How can letting children play help deep learning?

How can letting children play help deep learning?

Three New South Wales public schools are redefining the classroom experience through play-based learning. Their innovative approaches have earned them recognition as finalists in the Sydney Opera House’s inaugural Play Award.

Lindfield Learning Village, Granville East Public School, and Middle Harbour Public School have blurred the lines between work and play, embracing an investigative learning approach that has garnered recognition and enthusiasm.

Granville East Public School’s strong play-based learning program, known as “Learning Centres,” runs from kindergarten to year 2. Each week, students engage in 4-6 hours of teacher-facilitated play. This approach has significantly impacted the school community. According to the school’s administration, K-2 students demonstrate improved social interactions, sharing, turn-taking, appropriate language use, and conflict resolution. The program extends into grades 3-6 with “Big Kid Play,” fostering developmentally appropriate skills and improving literacy, including reading, oral language, and vocabulary.

“Students are more willing to read, write, and create when they are learning through play. That is because their learning is really authentic to them,” said a Granville East Public School assistant principal.

Middle Harbour Public School has also seen a significant impact from this method. Principal Laura Barry noted that integrating play with learning is a key reason students eagerly attend school each day. “One of the greatest outcomes of our play-based learning program is the joy and engagement it brings to learner’s learning and teacher’s teaching,” she said.
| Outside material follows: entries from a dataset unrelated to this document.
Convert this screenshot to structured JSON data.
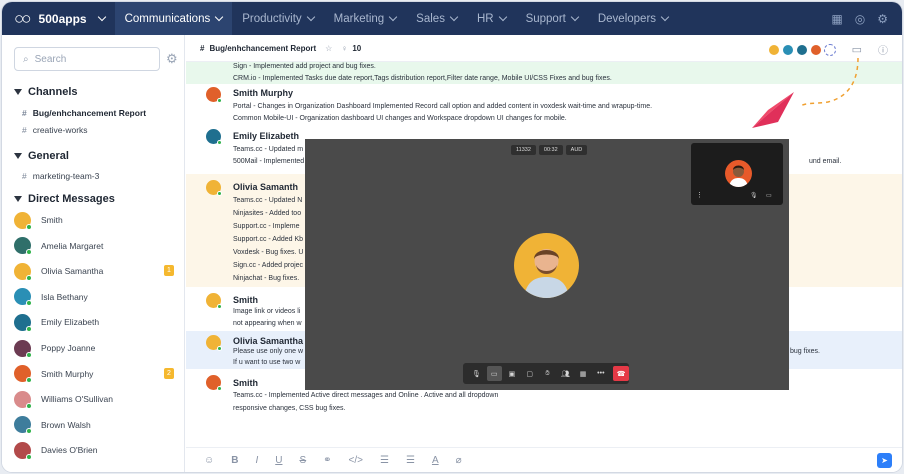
{
  "brand": {
    "name": "500apps"
  },
  "nav": [
    "Communications",
    "Productivity",
    "Marketing",
    "Sales",
    "HR",
    "Support",
    "Developers"
  ],
  "sidebar": {
    "search_placeholder": "Search",
    "sections": {
      "channels": "Channels",
      "general": "General",
      "dm": "Direct Messages"
    },
    "channels": [
      "Bug/enhchancement Report",
      "creative-works"
    ],
    "general": [
      "marketing-team-3"
    ],
    "dms": [
      {
        "name": "Smith",
        "badge": "",
        "color": "#f0b336"
      },
      {
        "name": "Amelia Margaret",
        "badge": "",
        "color": "#2f6f6a"
      },
      {
        "name": "Olivia Samantha",
        "badge": "1",
        "color": "#f0b336"
      },
      {
        "name": "Isla Bethany",
        "badge": "",
        "color": "#2a8fb5"
      },
      {
        "name": "Emily Elizabeth",
        "badge": "",
        "color": "#1f6f8f"
      },
      {
        "name": "Poppy Joanne",
        "badge": "",
        "color": "#6c3b52"
      },
      {
        "name": "Smith Murphy",
        "badge": "2",
        "color": "#e0602a"
      },
      {
        "name": "Williams O'Sullivan",
        "badge": "",
        "color": "#d98b8b"
      },
      {
        "name": "Brown Walsh",
        "badge": "",
        "color": "#3e7d9c"
      },
      {
        "name": "Davies O'Brien",
        "badge": "",
        "color": "#b24a4a"
      }
    ]
  },
  "channel_header": {
    "hash": "#",
    "title": "Bug/enhchancement Report",
    "star": "☆",
    "members": "10"
  },
  "messages": {
    "top_line1": "Sign - Implemented add project and bug fixes.",
    "top_line2": "CRM.io - Implemented Tasks due date report,Tags distribution report,Filter date range, Mobile UI/CSS Fixes and bug fixes.",
    "m1_name": "Smith Murphy",
    "m1_line1": "Portal - Changes in Organization Dashboard Implemented Record call option and added content in voxdesk wait-time and wrapup-time.",
    "m1_line2": "Common Mobile-UI - Organization dashboard UI changes and Workspace dropdown UI changes for mobile.",
    "m2_name": "Emily Elizabeth",
    "m2_line1": "Teams.cc - Updated m",
    "m2_line2": "500Mail - Implemented",
    "m2_tail": "und email.",
    "m3_name": "Olivia Samanth",
    "m3_lines": [
      "Teams.cc - Updated N",
      "Ninjasites - Added too",
      "Support.cc - Impleme",
      "Support.cc - Added Kb",
      "Voxdesk - Bug fixes. U",
      "Sign.cc - Added projec",
      "Ninjachat - Bug fixes."
    ],
    "m4_name": "Smith",
    "m4_line1": "Image link or videos li",
    "m4_line2": "not appearing when w",
    "m5_name": "Olivia Samantha",
    "m5_line1": "Please use only one w",
    "m5_line2": "If u want to use two w",
    "m5_tail": "bug fixes.",
    "m6_name": "Smith",
    "m6_line1": "Teams.cc - Implemented Active direct messages and Online . Active and all dropdown",
    "m6_line2": "responsive changes, CSS bug fixes."
  },
  "video": {
    "time1": "11332",
    "time2": "00:32",
    "tag": "AUD"
  },
  "colors": {
    "topbar": "#20345b",
    "highlight_green": "#e8f8ec",
    "highlight_yellow": "#fdf6e8",
    "highlight_blue": "#e8f0fb",
    "end_call": "#e53946",
    "accent": "#2d7ff9"
  }
}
Assistant principal Jennifer Osborn, who spearheads the play-based approach at the school, emphasized the shift in mindset among teachers and parents since the introduction of play-based learning. “Play is now recognized as the ‘work’ in the classroom,” she said.

This learning style, rooted in research through the Early Life Foundation in 2008, allows students to engage deeply with the material. They practice skills and knowledge, choose tools, solve problems, and reflect on their learning experiences. Learning spaces are designed to foster deeper learning through investigation, inviting students into an environment where play underpins every activity.
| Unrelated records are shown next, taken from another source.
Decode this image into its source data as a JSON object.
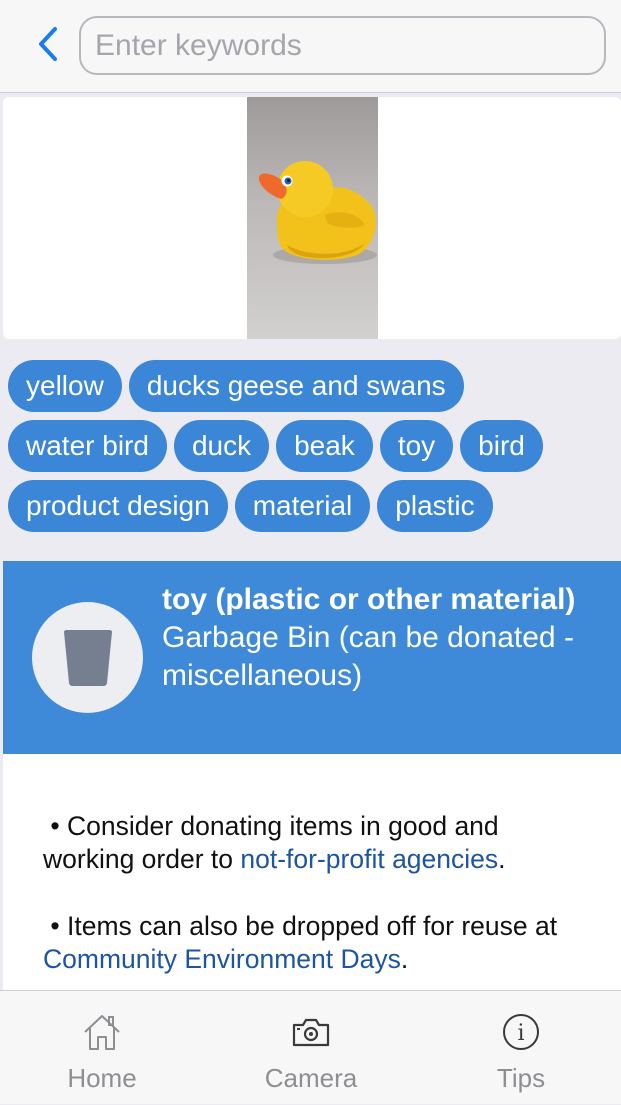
{
  "header": {
    "back_icon": "chevron-left-icon",
    "search_placeholder": "Enter keywords",
    "search_value": ""
  },
  "photo": {
    "subject": "yellow rubber duck"
  },
  "tags": [
    "yellow",
    "ducks geese and swans",
    "water bird",
    "duck",
    "beak",
    "toy",
    "bird",
    "product design",
    "material",
    "plastic"
  ],
  "result": {
    "icon": "garbage-bin-icon",
    "title": "toy (plastic or other material)",
    "bin": "Garbage Bin (can be donated - miscellaneous)"
  },
  "info": {
    "para1_text": "Consider donating items in good and working order to ",
    "para1_link": "not-for-profit agencies",
    "para1_end": ".",
    "para2_text": "Items can also be dropped off for reuse at ",
    "para2_link": "Community Environment Days",
    "para2_end": "."
  },
  "tabbar": {
    "home": "Home",
    "camera": "Camera",
    "tips": "Tips"
  },
  "colors": {
    "accent": "#3b86d6",
    "banner": "#3e8ad8",
    "link": "#1d55a2",
    "ios_blue": "#1a7cf5"
  }
}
Lindfield Learning Village has made significant efforts to embed a culture of play. The school’s vision statement, “Be playful, creative, and brave,” has come to life through what they call “playventure.” Educators, given permission to be playful, have embraced this pedagogy.
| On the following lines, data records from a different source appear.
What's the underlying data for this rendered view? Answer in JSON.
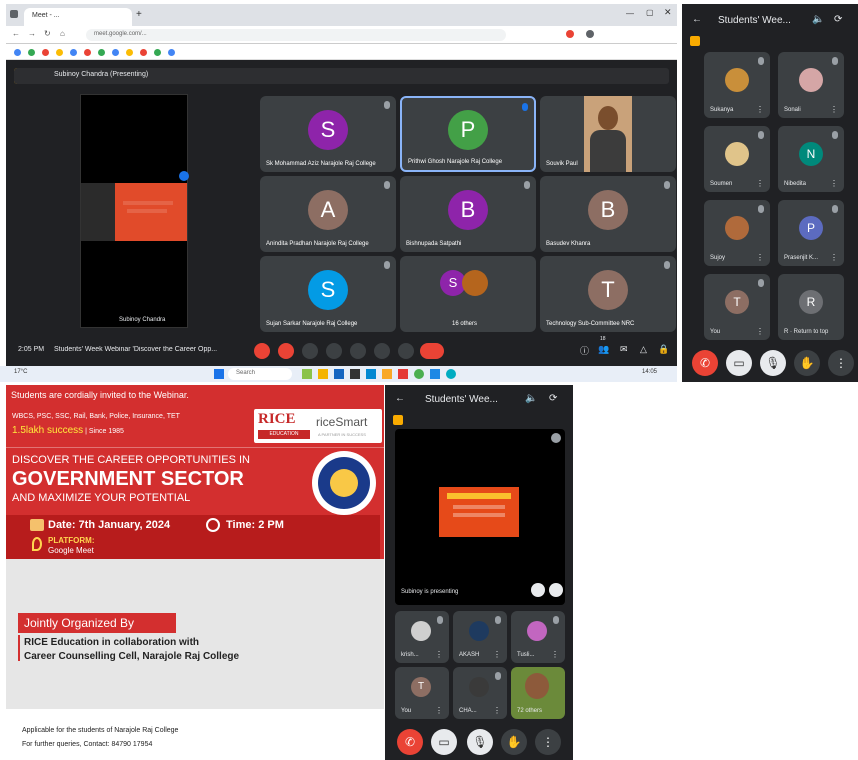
{
  "desktop": {
    "tab_title": "Meet - ...",
    "url": "meet.google.com/...",
    "presenting_label": "Subinoy Chandra (Presenting)",
    "phone_presenter": "Subinoy Chandra",
    "slide_caption": "",
    "time": "2:05 PM",
    "meeting_title": "Students' Week Webinar 'Discover the Career Opp...",
    "participant_count": "18",
    "tiles": [
      {
        "name": "Sk Mohammad Aziz Narajole Raj College",
        "initial": "S",
        "color": "#8e24aa"
      },
      {
        "name": "Prithwi Ghosh Narajole Raj College",
        "initial": "P",
        "color": "#43a047"
      },
      {
        "name": "Souvik Paul",
        "initial": "",
        "color": "#c9a27a"
      },
      {
        "name": "Anindita Pradhan Narajole Raj College",
        "initial": "A",
        "color": "#8d6e63"
      },
      {
        "name": "Bishnupada Satpathi",
        "initial": "B",
        "color": "#8e24aa"
      },
      {
        "name": "Basudev Khanra",
        "initial": "B",
        "color": "#8d6e63"
      },
      {
        "name": "Sujan Sarkar Narajole Raj College",
        "initial": "S",
        "color": "#039be5"
      },
      {
        "name": "16 others",
        "initial": "S",
        "color": "#8e24aa"
      },
      {
        "name": "Technology Sub-Committee NRC",
        "initial": "T",
        "color": "#8d6e63"
      }
    ],
    "weather": "17°C",
    "search_placeholder": "Search",
    "clock": "14:05"
  },
  "phone_right": {
    "title": "Students' Wee...",
    "participants": [
      {
        "name": "Sukanya",
        "initial": "",
        "color": "#c98f3a"
      },
      {
        "name": "Sonali",
        "initial": "",
        "color": "#d5a6a6"
      },
      {
        "name": "Soumen",
        "initial": "",
        "color": "#e0c48a"
      },
      {
        "name": "Nibedita",
        "initial": "N",
        "color": "#00897b"
      },
      {
        "name": "Sujoy",
        "initial": "",
        "color": "#b06a3b"
      },
      {
        "name": "Prasenjit K...",
        "initial": "P",
        "color": "#5c6bc0"
      },
      {
        "name": "You",
        "initial": "T",
        "color": "#8d6e63"
      },
      {
        "name": "R · Return to top",
        "initial": "R",
        "color": "#6d6f73"
      }
    ]
  },
  "poster": {
    "invite": "Students are cordially invited to the Webinar.",
    "exams": "WBCS, PSC, SSC, Rail, Bank, Police, Insurance, TET",
    "success_big": "1.5lakh success",
    "success_since": "Since 1985",
    "rice_logo": "RICE",
    "rice_sub": "EDUCATION",
    "ricesmart": "riceSmart",
    "ricesmart_sub": "A PARTNER IN SUCCESS",
    "headline1": "DISCOVER THE CAREER OPPORTUNITIES IN",
    "headline2": "GOVERNMENT SECTOR",
    "headline3": "AND MAXIMIZE YOUR POTENTIAL",
    "date": "Date: 7th January, 2024",
    "time": "Time: 2 PM",
    "platform_label": "PLATFORM:",
    "platform": "Google Meet",
    "jointly": "Jointly Organized By",
    "org1": "RICE Education in collaboration with",
    "org2": "Career Counselling Cell, Narajole Raj College",
    "applicable": "Applicable for the students of Narajole Raj College",
    "contact": "For further queries, Contact: 84790 17954"
  },
  "phone_bottom": {
    "title": "Students' Wee...",
    "presenting": "Subinoy is presenting",
    "participants": [
      {
        "name": "krish...",
        "initial": "",
        "color": "#cfcfcf"
      },
      {
        "name": "AKASH",
        "initial": "",
        "color": "#1e3a5f"
      },
      {
        "name": "Tusli...",
        "initial": "",
        "color": "#c266c0"
      },
      {
        "name": "You",
        "initial": "T",
        "color": "#8d6e63"
      },
      {
        "name": "CHA...",
        "initial": "",
        "color": "#3a3a3a"
      },
      {
        "name": "72 others",
        "initial": "",
        "color": "#6b8a3a"
      }
    ]
  },
  "colors": {
    "meet_dark": "#202124",
    "tile": "#3c4043",
    "end_call": "#ea4335",
    "poster_red": "#d32f2f"
  }
}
“The culture fostered an environment where I felt confident to make such a leap, and it had such a positive impact on participation and engagement,” said an educator at Lindfield Learning Village.

The Play Award aims to recognize a school, learning program, class, or individual who has made a significant and lasting contribution to play in learning. The achievements of these three schools highlight the transformative power of play in education, demonstrating how it can lead to enthusiastic and engaged learners.